Margaret Atwood is right: we must defend due process.
Margaret Atwood, author of The Handmaid’s Tale and feminist hero, has apparently lost her halo.
After writing a piece raising concerns about the #MeToo movement in the Globe and Mail, Atwood has been slammed as yet another traitor to the feminist cause. Following a backlash to her article from Twitter users, Atwood sarcastically tweeted: ‘Taking a break from being Supreme Being Goddess, omniscient, omnipotent, and responsible for all ills. Sorry I have failed the world so far on gender equality.’

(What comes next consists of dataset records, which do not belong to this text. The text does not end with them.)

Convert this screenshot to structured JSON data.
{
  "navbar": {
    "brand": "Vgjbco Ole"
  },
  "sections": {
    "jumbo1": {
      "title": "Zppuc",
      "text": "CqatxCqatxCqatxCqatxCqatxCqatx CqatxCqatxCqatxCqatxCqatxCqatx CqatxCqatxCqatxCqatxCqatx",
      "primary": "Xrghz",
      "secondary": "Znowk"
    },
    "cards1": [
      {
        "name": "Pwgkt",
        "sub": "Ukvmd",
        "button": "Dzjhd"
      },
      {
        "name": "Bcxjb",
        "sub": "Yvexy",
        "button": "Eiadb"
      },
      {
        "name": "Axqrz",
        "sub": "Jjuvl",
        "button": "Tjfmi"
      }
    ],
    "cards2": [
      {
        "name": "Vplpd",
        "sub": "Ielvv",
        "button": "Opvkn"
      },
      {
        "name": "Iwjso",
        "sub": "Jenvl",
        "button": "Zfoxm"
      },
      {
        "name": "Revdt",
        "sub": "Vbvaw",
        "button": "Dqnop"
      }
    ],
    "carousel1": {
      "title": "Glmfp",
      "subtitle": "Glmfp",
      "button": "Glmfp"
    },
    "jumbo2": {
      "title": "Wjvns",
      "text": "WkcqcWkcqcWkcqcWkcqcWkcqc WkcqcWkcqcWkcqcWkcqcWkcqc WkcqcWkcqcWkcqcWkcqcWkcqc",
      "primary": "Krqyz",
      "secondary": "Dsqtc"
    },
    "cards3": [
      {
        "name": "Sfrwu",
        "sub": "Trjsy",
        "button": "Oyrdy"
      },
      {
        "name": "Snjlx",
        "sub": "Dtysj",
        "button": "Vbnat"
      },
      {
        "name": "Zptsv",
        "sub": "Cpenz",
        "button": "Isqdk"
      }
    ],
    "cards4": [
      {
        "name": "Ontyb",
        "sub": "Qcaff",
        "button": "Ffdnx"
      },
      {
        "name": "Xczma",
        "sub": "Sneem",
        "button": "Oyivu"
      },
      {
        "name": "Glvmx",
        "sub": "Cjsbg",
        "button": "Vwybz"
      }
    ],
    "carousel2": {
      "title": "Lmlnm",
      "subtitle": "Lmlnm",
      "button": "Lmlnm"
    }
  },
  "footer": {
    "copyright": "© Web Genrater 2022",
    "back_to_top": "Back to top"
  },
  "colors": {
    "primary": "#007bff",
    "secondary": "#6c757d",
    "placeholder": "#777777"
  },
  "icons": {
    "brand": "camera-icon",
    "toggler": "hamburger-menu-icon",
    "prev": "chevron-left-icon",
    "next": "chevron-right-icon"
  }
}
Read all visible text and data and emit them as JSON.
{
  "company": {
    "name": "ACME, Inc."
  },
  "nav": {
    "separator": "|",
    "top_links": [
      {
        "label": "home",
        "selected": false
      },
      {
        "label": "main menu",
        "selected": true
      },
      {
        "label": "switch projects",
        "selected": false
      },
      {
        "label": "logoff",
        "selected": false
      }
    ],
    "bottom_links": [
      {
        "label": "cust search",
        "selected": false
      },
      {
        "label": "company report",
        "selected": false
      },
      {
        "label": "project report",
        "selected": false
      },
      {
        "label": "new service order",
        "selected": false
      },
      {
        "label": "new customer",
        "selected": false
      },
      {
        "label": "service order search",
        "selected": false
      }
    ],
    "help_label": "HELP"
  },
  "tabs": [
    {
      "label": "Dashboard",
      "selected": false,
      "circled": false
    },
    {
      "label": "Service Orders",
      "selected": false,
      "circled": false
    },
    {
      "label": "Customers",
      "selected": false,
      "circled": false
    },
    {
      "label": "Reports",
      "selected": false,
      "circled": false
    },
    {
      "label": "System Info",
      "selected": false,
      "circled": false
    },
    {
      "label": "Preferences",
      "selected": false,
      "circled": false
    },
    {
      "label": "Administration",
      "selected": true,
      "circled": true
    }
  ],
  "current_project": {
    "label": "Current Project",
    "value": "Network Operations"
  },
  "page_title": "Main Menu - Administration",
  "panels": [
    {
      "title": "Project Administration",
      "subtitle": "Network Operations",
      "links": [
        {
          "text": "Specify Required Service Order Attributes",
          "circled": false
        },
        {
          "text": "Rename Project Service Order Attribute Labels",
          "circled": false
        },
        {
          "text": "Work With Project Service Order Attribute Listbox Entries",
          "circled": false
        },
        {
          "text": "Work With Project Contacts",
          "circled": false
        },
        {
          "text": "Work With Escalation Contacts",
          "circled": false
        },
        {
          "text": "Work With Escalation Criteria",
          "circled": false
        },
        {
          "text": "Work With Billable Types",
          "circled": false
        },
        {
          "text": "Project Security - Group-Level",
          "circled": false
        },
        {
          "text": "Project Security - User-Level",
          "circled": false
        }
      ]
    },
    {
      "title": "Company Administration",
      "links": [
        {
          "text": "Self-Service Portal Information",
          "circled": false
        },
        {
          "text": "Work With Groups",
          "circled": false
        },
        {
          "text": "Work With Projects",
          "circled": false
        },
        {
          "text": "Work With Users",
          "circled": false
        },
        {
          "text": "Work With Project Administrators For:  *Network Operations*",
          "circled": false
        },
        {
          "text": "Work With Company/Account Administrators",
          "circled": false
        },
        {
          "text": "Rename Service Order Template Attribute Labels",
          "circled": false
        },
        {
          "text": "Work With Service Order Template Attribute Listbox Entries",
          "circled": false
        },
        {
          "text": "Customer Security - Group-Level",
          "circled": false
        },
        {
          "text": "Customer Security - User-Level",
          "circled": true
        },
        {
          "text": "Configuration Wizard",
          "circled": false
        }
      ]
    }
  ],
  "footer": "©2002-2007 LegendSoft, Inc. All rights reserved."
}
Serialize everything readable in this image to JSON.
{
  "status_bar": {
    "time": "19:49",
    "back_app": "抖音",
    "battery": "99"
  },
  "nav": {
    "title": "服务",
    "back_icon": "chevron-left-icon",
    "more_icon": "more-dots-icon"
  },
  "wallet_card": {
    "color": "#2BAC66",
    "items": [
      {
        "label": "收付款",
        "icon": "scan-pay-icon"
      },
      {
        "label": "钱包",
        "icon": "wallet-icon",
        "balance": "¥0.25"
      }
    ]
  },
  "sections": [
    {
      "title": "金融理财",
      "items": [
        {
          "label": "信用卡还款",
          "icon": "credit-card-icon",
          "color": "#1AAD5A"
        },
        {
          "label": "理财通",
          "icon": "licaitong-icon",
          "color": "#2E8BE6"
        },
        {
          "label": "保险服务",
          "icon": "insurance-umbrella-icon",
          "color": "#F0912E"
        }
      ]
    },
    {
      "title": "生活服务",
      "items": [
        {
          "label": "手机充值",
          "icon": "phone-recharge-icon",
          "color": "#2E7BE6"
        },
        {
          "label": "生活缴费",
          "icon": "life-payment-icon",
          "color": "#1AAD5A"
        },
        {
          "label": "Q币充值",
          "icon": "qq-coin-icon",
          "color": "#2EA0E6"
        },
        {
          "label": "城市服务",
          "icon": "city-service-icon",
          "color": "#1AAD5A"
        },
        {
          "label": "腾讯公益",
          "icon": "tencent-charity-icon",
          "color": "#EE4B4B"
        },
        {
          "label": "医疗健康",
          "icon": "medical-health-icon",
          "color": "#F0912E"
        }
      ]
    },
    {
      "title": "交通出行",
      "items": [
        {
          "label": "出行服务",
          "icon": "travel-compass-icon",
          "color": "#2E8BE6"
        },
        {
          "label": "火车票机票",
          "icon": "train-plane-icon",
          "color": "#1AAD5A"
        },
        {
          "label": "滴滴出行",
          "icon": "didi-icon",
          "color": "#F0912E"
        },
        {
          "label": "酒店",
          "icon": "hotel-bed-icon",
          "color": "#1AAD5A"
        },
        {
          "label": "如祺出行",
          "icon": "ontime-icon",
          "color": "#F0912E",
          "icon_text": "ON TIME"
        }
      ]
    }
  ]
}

What did Atwood say that was so offensive? She argued that in order for the fight for women’s equality to mean something, we have to protect due process. This is what has enraged so many – a defence of justice. Beyond that, Atwood’s article was gentle, thoughtful and firmly on the side of women. ‘This is a very important moment. I hope it will not be squandered’, she wrote. ‘In order to have civil and human rights for women there have to be civil and human rights, period’, she continued, warning against the growing trend among #MeToo campaigners to call for the sacking and condemnation of alleged sexual abusers on the basis of hearsay.
Atwood’s article was primarily addressing a particular case of injustice. The University of British Columbia (UBC) recently sacked a professor on the basis of secret and unsubstantiated claims, and made public the investigation into the allegations before the professor was informed. In response, Atwood and others signed a letter in protest, calling for UBC to reveal what had happened, and to address the fact that it had acted irresponsibly in wrecking this man’s reputation and career. For defending a man against what she describes as something akin to a Salem witch trial, Atwood has been called a traitor and a bad feminist.
This story is all too familiar. Every time a (usually older) woman suggests that calling for scalps on social media might not be the best way to further women’s freedom, she gets told she is a bad woman. Anjelica Huston, Anne Robinson, Dame Ann Leslie, Catherine Deneuve, Katie Roiphe, Laura Kipnis and other prominent female figures who have raised concerns about the sexual-harassment panic have all been dismissed as out of touch. And, funnily enough, those launching attacks on these women tend to be other women. Atwood has noticed this, warning in her piece that ‘a war among women, as opposed to a war on women, is always pleasing to those who do not wish women well’.
Why have accountability and transparency been framed as antithetical to women’s rights, Atwood asks? The answer is because the #MeToo movement isn’t really interested in justice. If a feminist heroine like Margaret Atwood, who was even name-dropped in gushing pro-#MeToo speeches at this year’s Golden Globes, can be slammed as an enemy of women, you know that this social-media panic has lost touch with reality. It is eating its own.
If we want to get serious about women’s rights, we have to defend justice and due process. Young outraged women have been telling Atwood and other #MeToo critics that they need to shut up and listen to the youth. I think it’s about time today’s petulant feminists shut up and listened to their elders.